> **Provided information**
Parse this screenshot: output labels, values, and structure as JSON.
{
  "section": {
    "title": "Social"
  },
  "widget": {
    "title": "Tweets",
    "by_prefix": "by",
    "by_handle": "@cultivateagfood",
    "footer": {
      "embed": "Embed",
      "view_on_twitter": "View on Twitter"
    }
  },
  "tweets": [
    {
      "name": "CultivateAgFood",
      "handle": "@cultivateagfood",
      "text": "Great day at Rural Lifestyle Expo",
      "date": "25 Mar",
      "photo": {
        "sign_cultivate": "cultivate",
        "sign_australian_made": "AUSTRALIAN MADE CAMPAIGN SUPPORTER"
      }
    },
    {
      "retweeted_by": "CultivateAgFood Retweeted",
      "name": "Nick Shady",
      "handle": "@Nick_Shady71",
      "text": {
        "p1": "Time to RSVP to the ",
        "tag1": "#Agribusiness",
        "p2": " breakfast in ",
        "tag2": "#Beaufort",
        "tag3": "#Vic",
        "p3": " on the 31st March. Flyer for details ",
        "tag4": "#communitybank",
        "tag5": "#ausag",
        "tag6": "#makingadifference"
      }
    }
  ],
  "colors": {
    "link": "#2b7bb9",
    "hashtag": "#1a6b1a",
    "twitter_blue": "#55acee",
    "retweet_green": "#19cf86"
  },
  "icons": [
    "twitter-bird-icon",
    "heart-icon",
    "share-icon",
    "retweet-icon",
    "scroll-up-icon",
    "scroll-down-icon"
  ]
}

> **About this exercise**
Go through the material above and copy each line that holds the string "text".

> **Answer to this exercise**
      "text": "Great day at Rural Lifestyle Expo",
      "text": {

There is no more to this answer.